It’s a tough spot for all involved. The resale world is facing the same stresses, in addition to having to address concerns that COVID-19 can live on — and thus be passed through — used and pre-owned items. It’s a stigma that could significantly affect the future of the resale industry. But is it warranted?

“It is safe to shop resale, if you’re taking the right precautions,” Anna De Souza, chief stylist at the resale app Mercari, tells Bustle. “In fact, it might be preferable to shop from an independent, hobbyist seller than from the big box stores that employ hundreds, if not thousands, of employees, as touch points are minimized.”

If you’re choosing to shop resale these days, here’s a rundown of everything you need to consider.

Should coronavirus live on packages or clothing items?

Most resale companies are instructing sellers to be more proactive about cleaning and disinfecting items. “While the risk of transmitting the virus through physical items remains low, Mercari asks sellers to clean and disinfect any item they are selling or have just purchased,” De Souza says.

It’s important to use common sense and take precautions no matter what end of the buyer-seller spectrum you’re on.

“The virus lives on cardboard for up to 24 hours, so simply waiting to open your package once it arrives, or disposing of the box immediately, can further safeguard you,” De Souza explains. “Wash garments in the hottest water recommended for that fabric when they arrive and wipe clean any other items like shoes, purses, etc.”

How are resale companies ensuring consumer safety?

Winmark Corporation — the parent company for popular resale stores like Plato’s Closet, Once Upon a Child, Style Encore, and Play It Again Sports — is currently introducing different tactics to reduce the risk of transmission through the products they’re reselling.

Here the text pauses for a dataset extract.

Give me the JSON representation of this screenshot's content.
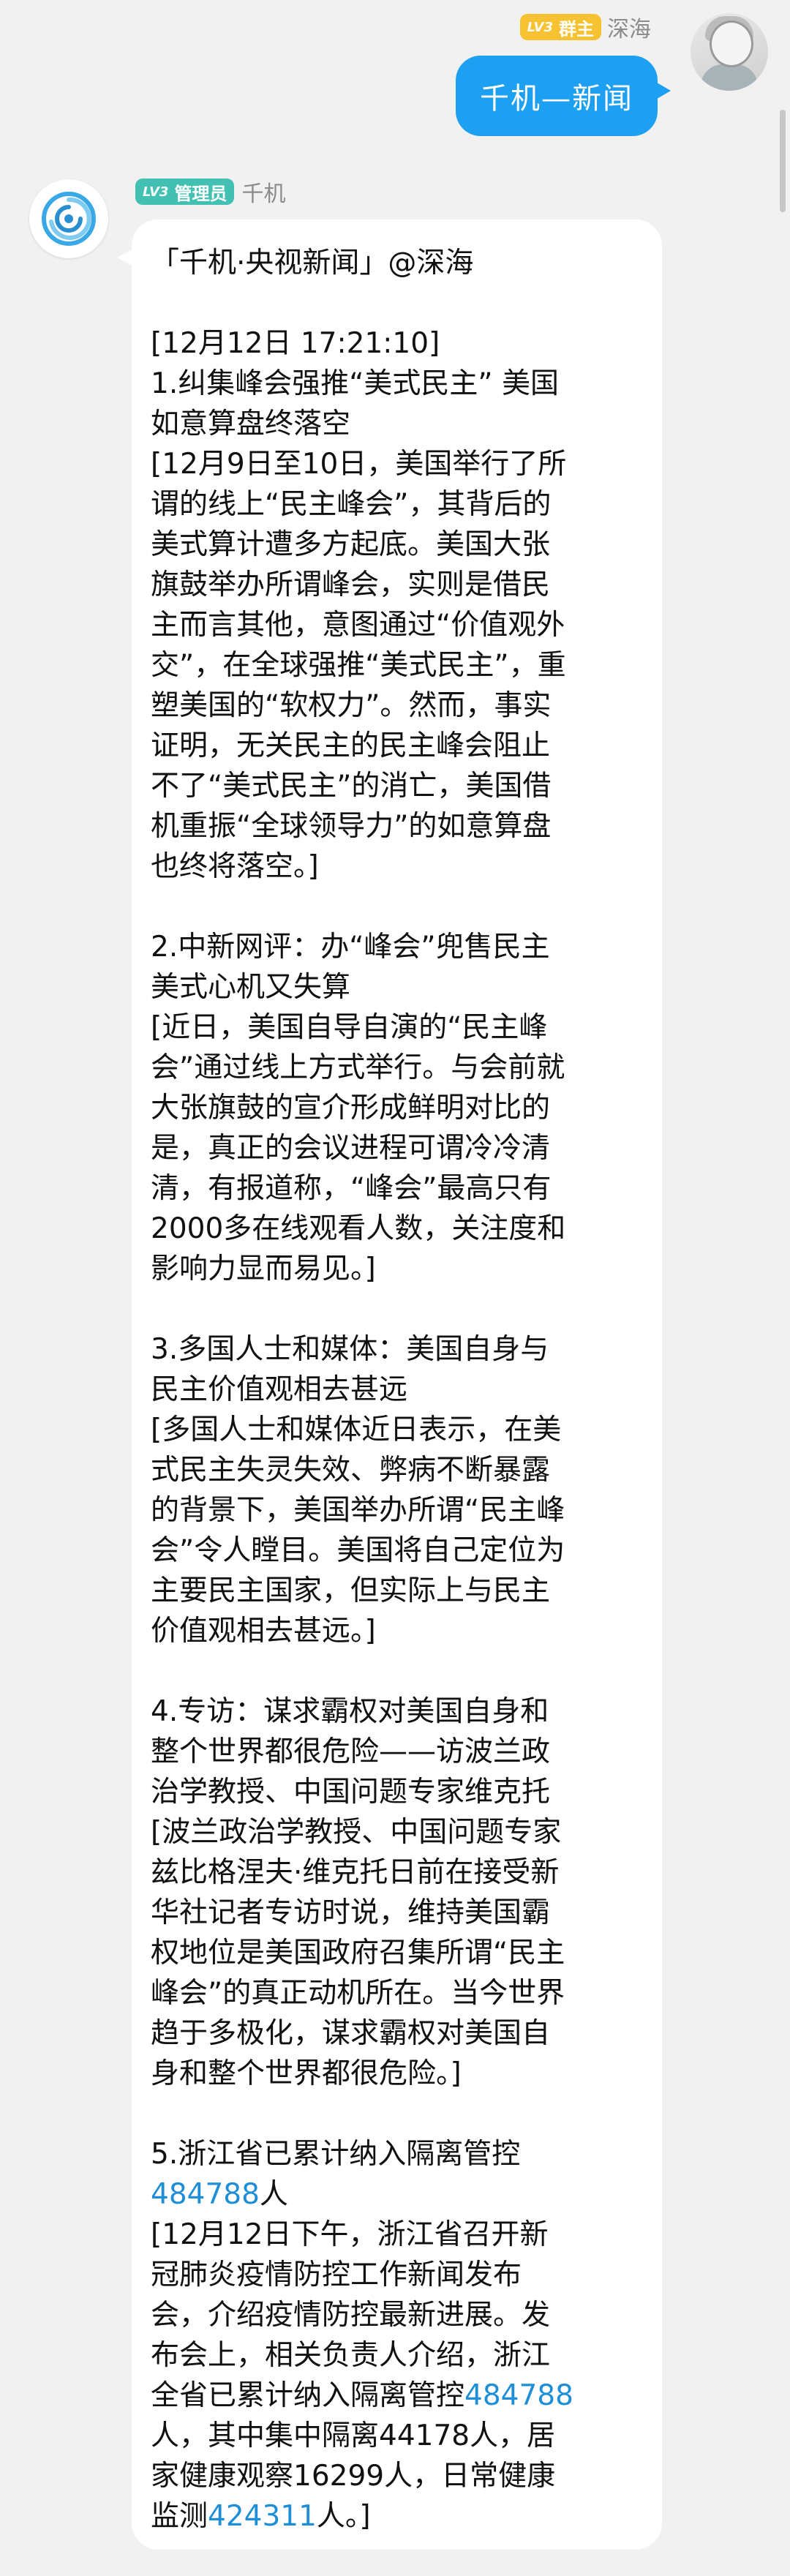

“Our franchisees continue to be creative on how to support our communities,” says Renae Gaudette, president of franchising at Winmark Corporation. “Curbside pickup is just one avenue that has evolved in light of COVID-19 to help keep our customers safe, and yet still allow our franchisees to support our customers, and in turn for our customers to support our small business community.”

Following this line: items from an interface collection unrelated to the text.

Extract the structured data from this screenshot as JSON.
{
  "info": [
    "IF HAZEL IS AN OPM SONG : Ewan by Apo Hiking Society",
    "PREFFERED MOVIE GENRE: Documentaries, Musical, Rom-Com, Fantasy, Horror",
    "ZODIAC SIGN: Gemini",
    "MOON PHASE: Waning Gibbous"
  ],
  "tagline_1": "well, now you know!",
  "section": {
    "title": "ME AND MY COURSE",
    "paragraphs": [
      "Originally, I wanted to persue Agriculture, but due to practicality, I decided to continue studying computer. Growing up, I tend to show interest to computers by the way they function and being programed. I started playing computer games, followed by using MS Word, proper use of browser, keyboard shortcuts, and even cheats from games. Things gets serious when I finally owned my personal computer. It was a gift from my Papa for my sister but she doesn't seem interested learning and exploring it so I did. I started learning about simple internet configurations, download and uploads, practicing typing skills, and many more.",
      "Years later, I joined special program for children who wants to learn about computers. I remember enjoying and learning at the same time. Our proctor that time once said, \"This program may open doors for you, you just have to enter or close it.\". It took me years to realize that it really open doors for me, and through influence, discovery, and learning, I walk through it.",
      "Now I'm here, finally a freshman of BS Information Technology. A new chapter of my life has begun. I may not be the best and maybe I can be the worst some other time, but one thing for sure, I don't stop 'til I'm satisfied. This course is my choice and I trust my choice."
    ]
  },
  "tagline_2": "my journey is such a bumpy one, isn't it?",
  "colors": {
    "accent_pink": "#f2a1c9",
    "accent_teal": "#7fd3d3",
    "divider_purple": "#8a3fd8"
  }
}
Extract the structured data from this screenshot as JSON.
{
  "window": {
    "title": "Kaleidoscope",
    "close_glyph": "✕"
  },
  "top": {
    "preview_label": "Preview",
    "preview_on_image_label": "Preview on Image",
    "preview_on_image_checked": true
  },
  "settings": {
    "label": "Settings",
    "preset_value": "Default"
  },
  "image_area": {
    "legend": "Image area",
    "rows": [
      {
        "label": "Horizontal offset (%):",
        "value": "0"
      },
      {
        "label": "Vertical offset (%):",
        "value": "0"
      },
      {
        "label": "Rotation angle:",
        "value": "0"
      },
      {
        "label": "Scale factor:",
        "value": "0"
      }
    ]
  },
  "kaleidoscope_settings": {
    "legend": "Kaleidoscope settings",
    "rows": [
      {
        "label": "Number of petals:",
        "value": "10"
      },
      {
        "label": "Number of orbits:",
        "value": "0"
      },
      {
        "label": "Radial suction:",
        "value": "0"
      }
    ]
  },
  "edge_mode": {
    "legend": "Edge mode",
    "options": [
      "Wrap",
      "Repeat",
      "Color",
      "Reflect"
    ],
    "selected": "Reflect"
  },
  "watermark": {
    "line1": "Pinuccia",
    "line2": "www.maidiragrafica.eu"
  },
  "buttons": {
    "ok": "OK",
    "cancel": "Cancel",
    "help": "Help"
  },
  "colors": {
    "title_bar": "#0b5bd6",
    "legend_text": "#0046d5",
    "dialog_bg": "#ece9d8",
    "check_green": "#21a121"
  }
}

What are the ethics of purchasing or selling resale right now?

Shopping resale is sustainable and better for the environment, as reusing or repurposing a product means you avoided needlessly buying something brand new. But in the age of the coronavirus, there are other factors you should think about before adding anything — new or used — to your cart.

“Consider personal, sustainable consumption patterns overall before you purchase anything resale right now,” advises Jenny Isler, assistant director of facilities and sustainability at Clark University. “What do you need, really? Perhaps sustainable consumption is less about, ‘Can I buy stuff?’ — from a thrift store or any retail outlet — and more about, ‘What do I need, what can I make, can it be repaired, is there a substitute I already have, can it be borrowed so I am using the service of the item (as in a book from a library)?’ Those questions about lifestyle are coming up as we shelter in place.”

Read more here:

Can Coronavirus Live On Clothes? Your Fashion Questions, Answered

What Stores Are Closing Due To Coronavirus? The List Is Growing

Is It Safe To Online Shop With Coronavirus? Your Questions, Answered

If you think you’re showing symptoms of coronavirus, which include fever, shortness of breath, and cough, call your doctor before going to get tested. If you’re anxious about the virus’s spread in your community, visit the CDC or NHS 111 in the UK for up-to-date information and resources, or seek out mental health support. You can find all Bustle’s coverage of coronavirus here, and UK-specific updates on coronavirus here.